INSTRUCTIONS TO FOLLOW:
Go through the listing and pick out each line with the word "JSON" in it.

== Segment start ==

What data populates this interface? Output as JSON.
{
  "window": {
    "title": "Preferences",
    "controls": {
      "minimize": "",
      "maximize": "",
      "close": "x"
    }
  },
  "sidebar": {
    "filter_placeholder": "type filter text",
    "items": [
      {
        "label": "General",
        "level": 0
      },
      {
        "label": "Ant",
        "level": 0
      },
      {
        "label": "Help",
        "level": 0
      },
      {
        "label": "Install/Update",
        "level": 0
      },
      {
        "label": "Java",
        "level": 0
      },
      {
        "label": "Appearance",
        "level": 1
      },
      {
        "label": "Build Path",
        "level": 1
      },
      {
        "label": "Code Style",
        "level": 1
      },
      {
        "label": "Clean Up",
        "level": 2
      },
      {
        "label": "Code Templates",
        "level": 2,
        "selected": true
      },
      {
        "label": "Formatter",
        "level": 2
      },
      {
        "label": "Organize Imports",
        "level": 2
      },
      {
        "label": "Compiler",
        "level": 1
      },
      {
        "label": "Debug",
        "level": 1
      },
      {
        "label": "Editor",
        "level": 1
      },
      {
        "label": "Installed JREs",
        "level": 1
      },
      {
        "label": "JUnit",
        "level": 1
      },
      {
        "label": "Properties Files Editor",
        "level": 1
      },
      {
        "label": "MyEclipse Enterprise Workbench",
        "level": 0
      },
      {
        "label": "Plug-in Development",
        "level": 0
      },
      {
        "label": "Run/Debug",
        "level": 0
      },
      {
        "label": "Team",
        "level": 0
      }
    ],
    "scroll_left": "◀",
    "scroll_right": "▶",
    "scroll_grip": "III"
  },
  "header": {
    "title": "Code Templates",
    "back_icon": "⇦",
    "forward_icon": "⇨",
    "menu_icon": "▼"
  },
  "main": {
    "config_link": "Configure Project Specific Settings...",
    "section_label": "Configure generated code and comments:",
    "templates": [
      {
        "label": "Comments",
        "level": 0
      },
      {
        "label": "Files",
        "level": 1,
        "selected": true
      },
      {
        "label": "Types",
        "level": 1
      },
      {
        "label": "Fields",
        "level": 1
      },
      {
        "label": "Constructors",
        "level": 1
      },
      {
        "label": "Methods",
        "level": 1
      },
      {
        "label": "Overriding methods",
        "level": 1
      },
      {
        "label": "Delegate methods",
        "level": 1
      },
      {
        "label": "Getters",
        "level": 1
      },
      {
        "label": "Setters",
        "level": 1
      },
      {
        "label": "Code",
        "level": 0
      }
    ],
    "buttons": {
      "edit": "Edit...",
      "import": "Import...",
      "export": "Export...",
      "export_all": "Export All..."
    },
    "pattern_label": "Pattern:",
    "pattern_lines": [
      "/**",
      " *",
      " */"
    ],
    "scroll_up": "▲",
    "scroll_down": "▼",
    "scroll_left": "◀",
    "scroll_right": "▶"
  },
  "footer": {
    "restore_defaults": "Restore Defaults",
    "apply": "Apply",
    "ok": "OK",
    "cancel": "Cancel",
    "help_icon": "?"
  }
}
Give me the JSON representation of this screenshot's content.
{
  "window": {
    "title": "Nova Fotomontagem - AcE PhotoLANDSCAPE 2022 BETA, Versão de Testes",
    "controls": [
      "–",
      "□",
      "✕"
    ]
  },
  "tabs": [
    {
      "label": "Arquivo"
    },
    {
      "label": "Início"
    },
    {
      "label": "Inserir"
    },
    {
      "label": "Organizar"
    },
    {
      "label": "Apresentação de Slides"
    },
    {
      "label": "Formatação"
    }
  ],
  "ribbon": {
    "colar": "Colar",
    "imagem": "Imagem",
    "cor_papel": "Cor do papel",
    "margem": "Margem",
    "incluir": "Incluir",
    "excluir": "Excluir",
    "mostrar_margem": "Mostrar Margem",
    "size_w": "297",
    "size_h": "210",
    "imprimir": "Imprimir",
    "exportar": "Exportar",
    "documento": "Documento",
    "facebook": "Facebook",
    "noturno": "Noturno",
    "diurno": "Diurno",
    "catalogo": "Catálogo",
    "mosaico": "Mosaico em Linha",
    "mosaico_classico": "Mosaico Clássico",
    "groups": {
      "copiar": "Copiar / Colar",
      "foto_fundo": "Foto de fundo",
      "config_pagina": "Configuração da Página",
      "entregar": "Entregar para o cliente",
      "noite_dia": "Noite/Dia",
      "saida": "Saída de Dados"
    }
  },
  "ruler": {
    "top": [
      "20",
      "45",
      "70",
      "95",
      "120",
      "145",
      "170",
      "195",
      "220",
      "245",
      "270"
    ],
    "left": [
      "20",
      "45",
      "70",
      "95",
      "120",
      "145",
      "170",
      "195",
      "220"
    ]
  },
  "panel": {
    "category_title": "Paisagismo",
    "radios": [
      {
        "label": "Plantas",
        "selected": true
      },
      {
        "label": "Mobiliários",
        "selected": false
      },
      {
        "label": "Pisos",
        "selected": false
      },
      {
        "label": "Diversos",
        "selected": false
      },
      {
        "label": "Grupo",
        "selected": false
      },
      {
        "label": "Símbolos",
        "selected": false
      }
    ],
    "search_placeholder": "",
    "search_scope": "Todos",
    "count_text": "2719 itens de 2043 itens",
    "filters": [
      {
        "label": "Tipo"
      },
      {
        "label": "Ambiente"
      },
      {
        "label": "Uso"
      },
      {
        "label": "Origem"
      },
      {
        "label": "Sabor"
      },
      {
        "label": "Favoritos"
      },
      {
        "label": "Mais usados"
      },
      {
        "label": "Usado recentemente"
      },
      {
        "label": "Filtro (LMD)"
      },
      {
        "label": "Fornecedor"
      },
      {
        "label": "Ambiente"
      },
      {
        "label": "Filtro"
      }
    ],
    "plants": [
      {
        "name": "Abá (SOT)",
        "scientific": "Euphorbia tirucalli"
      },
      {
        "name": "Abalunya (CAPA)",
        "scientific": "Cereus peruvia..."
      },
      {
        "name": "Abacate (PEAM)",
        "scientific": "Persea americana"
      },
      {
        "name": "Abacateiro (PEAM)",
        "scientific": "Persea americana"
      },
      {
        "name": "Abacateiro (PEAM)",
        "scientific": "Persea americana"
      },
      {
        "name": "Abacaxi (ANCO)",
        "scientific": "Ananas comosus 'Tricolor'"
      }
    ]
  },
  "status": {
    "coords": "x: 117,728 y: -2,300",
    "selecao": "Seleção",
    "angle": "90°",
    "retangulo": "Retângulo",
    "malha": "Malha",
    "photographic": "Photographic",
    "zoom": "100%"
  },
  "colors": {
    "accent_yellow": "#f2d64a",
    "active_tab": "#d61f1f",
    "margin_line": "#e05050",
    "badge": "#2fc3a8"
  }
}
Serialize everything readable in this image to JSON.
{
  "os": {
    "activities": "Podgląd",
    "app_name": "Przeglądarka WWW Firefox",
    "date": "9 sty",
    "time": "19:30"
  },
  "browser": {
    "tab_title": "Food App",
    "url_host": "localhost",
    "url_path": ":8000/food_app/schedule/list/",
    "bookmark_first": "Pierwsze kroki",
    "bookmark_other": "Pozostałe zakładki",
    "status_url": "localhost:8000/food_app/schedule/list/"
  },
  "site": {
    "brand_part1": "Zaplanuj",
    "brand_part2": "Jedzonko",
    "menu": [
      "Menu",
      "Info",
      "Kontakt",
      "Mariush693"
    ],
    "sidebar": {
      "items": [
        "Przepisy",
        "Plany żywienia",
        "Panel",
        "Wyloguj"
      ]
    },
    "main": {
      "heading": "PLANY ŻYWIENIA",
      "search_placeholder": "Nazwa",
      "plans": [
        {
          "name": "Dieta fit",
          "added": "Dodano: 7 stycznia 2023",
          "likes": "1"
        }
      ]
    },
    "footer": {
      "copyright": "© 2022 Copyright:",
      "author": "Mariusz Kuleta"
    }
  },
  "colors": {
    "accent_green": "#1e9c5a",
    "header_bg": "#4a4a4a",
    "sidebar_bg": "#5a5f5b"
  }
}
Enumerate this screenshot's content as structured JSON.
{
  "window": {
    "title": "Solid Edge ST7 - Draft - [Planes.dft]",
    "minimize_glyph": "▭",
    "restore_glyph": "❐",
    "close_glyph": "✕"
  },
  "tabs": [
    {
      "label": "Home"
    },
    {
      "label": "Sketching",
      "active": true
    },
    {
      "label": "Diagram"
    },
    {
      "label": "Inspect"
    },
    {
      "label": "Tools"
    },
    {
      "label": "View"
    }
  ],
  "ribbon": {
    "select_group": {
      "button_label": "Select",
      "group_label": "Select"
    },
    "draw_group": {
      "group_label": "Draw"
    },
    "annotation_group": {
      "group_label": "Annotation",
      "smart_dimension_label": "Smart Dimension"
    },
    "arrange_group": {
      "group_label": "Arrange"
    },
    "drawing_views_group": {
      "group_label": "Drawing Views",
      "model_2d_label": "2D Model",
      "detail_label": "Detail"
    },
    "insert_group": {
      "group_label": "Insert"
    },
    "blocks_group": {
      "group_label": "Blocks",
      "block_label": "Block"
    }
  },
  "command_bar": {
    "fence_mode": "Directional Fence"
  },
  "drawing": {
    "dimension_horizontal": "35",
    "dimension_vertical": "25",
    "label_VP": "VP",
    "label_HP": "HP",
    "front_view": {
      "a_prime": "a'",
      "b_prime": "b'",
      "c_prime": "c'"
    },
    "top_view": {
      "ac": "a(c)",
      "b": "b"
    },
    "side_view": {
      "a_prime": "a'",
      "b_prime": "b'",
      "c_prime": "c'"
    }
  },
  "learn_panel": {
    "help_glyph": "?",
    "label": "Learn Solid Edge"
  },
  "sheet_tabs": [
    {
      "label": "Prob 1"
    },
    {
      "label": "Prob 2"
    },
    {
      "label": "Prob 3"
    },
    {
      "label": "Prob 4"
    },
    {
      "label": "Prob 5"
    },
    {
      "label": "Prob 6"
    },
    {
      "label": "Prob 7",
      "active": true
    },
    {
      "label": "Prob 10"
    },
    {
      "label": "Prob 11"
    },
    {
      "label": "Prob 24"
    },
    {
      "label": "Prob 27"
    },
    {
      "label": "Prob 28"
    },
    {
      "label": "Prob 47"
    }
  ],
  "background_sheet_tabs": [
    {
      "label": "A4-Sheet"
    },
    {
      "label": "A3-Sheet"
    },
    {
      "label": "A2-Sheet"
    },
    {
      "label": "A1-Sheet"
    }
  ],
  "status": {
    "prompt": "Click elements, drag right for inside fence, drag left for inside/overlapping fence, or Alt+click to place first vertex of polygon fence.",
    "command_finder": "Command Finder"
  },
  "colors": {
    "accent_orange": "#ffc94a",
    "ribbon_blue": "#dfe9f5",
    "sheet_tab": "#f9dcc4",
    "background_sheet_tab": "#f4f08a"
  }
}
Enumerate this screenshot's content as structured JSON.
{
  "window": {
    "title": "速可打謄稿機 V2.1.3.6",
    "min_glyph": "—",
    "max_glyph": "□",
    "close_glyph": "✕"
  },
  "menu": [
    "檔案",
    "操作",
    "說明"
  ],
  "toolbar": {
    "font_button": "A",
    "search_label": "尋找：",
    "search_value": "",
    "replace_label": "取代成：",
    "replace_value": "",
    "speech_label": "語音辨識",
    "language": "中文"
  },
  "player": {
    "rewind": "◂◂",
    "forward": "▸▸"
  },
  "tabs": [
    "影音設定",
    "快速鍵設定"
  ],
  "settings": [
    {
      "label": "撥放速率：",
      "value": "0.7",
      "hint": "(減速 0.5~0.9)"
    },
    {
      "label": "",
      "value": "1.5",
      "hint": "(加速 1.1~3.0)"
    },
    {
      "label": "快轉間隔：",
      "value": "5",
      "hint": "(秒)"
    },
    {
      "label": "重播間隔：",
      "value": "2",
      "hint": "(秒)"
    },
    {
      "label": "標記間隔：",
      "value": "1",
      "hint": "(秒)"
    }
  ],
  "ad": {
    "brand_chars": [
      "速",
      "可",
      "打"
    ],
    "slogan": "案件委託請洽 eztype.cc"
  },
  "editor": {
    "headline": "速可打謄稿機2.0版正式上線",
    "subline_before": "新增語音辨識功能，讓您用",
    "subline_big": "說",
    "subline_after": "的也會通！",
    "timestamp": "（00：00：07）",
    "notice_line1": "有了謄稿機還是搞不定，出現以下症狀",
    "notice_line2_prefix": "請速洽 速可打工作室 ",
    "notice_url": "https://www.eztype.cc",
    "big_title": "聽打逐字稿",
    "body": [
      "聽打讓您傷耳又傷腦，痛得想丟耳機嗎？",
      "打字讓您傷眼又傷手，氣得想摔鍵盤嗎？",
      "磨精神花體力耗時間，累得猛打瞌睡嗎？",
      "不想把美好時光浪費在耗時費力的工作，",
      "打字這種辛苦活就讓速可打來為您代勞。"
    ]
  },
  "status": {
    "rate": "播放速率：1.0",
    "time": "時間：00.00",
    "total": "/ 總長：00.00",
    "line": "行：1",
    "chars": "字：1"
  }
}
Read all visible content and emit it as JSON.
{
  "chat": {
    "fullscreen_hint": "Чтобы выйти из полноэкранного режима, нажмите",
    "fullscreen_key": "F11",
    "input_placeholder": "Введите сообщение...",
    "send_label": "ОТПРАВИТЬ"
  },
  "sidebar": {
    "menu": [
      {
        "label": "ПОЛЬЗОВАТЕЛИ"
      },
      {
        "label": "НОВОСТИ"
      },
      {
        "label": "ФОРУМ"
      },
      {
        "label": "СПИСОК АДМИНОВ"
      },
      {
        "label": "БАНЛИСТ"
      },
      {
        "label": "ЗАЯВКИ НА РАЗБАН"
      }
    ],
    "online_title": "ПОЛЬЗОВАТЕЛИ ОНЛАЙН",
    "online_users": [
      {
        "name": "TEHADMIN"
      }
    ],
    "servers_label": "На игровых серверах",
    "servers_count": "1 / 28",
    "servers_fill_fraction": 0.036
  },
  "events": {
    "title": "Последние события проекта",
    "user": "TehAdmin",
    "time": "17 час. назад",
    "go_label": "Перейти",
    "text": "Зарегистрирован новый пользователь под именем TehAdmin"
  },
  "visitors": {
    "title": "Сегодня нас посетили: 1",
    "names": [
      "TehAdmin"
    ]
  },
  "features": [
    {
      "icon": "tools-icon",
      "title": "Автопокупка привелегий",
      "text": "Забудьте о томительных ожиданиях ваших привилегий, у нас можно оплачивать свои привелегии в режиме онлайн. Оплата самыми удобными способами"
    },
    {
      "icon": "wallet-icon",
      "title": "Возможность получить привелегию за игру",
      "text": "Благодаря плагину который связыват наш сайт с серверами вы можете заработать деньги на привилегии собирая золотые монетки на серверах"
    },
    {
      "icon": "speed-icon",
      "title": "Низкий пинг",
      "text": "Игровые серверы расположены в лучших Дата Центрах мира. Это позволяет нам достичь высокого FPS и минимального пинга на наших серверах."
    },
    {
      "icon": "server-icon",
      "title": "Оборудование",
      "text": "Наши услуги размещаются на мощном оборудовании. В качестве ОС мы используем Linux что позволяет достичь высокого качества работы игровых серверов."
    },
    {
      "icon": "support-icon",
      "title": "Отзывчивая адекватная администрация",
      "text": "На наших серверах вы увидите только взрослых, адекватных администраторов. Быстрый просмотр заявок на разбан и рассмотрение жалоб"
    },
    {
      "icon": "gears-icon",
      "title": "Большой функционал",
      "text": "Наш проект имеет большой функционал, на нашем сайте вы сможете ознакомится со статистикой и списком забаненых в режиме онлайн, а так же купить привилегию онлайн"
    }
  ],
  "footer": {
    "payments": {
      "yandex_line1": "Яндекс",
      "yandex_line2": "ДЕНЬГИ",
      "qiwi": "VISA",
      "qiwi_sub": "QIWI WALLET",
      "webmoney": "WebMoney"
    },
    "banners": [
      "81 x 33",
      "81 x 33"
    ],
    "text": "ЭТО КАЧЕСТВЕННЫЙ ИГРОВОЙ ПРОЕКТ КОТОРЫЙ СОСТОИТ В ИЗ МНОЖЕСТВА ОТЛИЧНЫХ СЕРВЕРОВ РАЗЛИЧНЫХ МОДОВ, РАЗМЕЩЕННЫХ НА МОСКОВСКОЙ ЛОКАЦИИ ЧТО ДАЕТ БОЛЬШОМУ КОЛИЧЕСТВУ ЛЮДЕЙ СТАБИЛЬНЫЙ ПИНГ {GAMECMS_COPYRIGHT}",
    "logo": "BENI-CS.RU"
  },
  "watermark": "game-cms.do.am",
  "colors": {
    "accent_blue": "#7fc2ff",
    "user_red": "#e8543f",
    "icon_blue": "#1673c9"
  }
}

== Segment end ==

REPLY:
What data populates this interface? Output as JSON.
Give me the JSON representation of this screenshot's content.
Serialize everything readable in this image to JSON.
Enumerate this screenshot's content as structured JSON.
Enumerate this screenshot's content as structured JSON.
Read all visible content and emit it as JSON.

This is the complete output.